The ADA stipulates that large pools require two accessible entryways. One of these should be either a sloped entry or a pool lift. Conversely, smaller pools require one accessible entrance, either slanted access or a pool lift.

It may seem like a lot of work, but community swimming pools that adhere to these rules are likely to attract more members. And since the swimming pool is a community asset, this will significantly benefit the entire neighborhood.

6. Hire security

Before HOA community managers open their facilities for the summer, it’s a good idea to make sure that the pool has adequate security. In addition to fencing and proper gating, hiring security personnel is a fantastic approach to guarantee pool security. 

Swimming pool security is essential to ensure that residents are well-protected and that their possessions are safe while they enjoy the pool. Patrolmen can help protect your pool and foster homeowner tranquility. Moreover, having a guard on-site can be crucial if there are theft or security concerns.

7. Maintain and repair the pool

Regular maintenance and repair ensure that swimmers will have the best possible experience at your pool. HOA community management must routinely inspect pool surfaces and address any issues that raise concerns. Failure to do so might eventually spark an accident, which can be devastating.

For pool safety, the HOA community pool management should make the following adjustments: 

  • Pool coverings and drains should always be in good working condition
  • They must cover the pools adequately to avert any possible injuries
  • Management should keep a checklist for correctly operating all lockers, pumps, and other pool equipment

Depending on water usage, a community pool should go through one filter cycle every six to eight hours.
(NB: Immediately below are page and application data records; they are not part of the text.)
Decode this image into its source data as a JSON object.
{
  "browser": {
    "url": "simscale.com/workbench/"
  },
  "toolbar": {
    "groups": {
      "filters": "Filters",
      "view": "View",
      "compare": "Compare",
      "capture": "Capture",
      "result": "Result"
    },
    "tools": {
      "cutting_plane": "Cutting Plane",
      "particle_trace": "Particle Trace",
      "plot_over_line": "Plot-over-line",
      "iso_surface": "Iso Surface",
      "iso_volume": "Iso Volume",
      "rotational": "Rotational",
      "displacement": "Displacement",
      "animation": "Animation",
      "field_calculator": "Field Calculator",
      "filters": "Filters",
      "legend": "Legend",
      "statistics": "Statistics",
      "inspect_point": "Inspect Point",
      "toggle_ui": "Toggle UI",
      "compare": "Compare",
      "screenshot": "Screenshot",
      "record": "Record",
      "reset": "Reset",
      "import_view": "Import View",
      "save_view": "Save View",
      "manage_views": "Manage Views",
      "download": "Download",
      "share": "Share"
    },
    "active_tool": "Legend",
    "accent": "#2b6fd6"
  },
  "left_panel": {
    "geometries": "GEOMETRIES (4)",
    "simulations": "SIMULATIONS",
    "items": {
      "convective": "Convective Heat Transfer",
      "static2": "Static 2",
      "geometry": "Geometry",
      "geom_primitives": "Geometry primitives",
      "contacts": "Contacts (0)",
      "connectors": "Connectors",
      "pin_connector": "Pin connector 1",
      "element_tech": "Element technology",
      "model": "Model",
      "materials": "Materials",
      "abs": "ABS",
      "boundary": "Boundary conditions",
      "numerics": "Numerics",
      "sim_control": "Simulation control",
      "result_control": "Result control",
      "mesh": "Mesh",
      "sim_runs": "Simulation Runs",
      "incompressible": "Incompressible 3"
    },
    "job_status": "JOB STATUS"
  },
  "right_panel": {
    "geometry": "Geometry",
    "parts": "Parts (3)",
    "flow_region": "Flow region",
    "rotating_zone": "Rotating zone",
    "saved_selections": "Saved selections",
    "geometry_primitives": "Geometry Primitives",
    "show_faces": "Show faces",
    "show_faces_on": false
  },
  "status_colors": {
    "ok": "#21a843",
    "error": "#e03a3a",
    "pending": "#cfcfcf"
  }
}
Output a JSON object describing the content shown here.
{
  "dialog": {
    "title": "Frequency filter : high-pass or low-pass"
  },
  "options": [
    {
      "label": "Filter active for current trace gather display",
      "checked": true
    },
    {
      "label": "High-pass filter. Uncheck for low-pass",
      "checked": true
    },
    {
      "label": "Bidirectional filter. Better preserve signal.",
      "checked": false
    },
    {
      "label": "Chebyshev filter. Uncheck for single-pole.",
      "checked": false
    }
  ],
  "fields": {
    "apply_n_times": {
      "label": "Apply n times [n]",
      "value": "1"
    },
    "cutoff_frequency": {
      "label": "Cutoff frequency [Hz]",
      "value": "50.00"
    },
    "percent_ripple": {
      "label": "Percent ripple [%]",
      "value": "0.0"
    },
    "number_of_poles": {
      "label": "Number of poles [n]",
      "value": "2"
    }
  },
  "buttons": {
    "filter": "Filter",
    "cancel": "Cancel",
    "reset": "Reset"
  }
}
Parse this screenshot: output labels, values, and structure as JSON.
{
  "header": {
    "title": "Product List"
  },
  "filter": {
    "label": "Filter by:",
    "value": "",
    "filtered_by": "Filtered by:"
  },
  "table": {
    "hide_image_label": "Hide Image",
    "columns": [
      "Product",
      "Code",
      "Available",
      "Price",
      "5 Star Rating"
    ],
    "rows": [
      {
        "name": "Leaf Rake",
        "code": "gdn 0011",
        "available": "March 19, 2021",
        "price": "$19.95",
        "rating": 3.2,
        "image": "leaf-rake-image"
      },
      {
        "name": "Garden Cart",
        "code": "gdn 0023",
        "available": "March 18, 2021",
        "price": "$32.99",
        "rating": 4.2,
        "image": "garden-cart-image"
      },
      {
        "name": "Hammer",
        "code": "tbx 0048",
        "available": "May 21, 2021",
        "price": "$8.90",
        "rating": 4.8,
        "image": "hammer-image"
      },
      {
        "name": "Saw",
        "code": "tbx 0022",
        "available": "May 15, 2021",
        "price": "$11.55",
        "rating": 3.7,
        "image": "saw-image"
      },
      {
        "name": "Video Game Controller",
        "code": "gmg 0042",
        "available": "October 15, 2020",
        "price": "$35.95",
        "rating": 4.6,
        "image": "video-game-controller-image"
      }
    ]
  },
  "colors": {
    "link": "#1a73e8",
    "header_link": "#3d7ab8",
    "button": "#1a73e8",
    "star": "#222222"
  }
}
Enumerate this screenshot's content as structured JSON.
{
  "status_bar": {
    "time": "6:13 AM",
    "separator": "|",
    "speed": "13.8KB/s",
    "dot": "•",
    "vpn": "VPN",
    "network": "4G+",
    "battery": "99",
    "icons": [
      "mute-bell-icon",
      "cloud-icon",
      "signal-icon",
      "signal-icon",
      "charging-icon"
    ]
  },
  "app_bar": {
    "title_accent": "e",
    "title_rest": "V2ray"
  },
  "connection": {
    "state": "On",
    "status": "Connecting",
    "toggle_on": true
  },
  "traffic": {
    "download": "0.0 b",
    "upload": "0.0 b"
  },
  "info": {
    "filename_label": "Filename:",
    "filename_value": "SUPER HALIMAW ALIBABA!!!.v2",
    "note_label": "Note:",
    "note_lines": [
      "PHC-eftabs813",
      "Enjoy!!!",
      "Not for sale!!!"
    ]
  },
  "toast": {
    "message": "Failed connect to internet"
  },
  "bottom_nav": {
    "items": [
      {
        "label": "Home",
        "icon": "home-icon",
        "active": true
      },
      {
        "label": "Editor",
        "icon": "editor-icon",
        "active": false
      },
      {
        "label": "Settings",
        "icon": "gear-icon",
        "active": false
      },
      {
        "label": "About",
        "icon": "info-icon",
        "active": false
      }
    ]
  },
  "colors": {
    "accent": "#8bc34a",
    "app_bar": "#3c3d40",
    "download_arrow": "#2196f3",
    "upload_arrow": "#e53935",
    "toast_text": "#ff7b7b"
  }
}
This will help prevent the buildup of debris.

Is your community pool ready for summer?

It’s important to employ summer maintenance on pools ahead of the season. Apply the above points to ensure that your pool is ready to accommodate the community and, most importantly, ensure their safety and security. 

Fortunately, VendorSmart can help you source professional workers for your pool safety needs. Our comprehensive online platform puts property management companies and vendors in touch, ensuring you hire a local contractor with experience in pool management or maintenance. We offer compliance and vetting and provide real-time risk monitoring.

Contact VendorSmart today to make pool safety and maintenance easy!